Related Stories

Microscopic rowing—without a cox

July 29, 2014

Many different types of cell, including sperm, bacteria and algae, propel themselves using whip-like appendages known as flagella. These protrusions, about one-hundredth of a millimetre long, function like tiny oars, helping ...

Synchronized swimming of algae

July 23, 2009

Using high-speed cinematography, scientists at Cambridge University have discovered that individual algal cells can regulate the beating of their flagella in and out of synchrony in a manner that controls their swimming trajectories. ...

Swimming algae offer insights into living fluid dynamics

March 27, 2015
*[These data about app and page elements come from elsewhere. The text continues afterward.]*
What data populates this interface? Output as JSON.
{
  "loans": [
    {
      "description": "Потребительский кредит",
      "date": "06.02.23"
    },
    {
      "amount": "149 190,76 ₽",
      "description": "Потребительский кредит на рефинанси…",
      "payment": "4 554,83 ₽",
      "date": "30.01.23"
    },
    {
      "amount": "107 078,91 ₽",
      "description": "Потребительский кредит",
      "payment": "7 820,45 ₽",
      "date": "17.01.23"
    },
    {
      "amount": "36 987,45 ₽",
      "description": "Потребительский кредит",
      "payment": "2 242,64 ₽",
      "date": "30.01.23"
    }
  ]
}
None of us would be alive if sperm cells didn't know how to swim, or if the cilia in our lungs couldn't prevent fluid buildup. But we know very little about the dynamics of so-called "living fluids," those containing cells, ...

The beat goes on with a new model for artificial flagella

December 20, 2013

( —Eukaryotic flagella, whip-like organelles that elegantly propel microorganisms and pump fluid, seem to embody simplicity on the microscopic scale. But appearances can be deceptive: Flagella are composed of 650 ...

Recommended for you

Researchers discover new rules for quasicrystals

October 25, 2016

Crystals are defined by their repeating, symmetrical patterns and long-range order. Unlike amorphous materials, in which atoms are randomly packed together, the atoms in a crystal are arranged in a predictable way. Quasicrystals ...


Adjust slider to filter visible comments by rank

Display comments: newest first

not rated yet Dec 08, 2015
See "Coupled Oscillators and Biological Synchronization," by Strogatz and Stewart, Scientific American, Dec 1993. Copy available free online at site.

I have numerous PhysOrg posts on this topic.
not rated yet Dec 08, 2015
I q­ui­t m­­y 9-5 work and now I am making 85 dollars hourly. ...How? I am freelancing online from my home! My old work was bad for me ,so I was forced to try something new… Two yrs have passed since And I say it was the wisest decision i ever made! Here is what i do…

+++++++++++++>> w­w­w.S­n­a­g­a-J­­o­b­s.c­o­m

Please sign in to add a comment. Registration is free, and takes less than a minute. Read more

Click here to reset your password.
Sign in to get notified via email when new comments are made.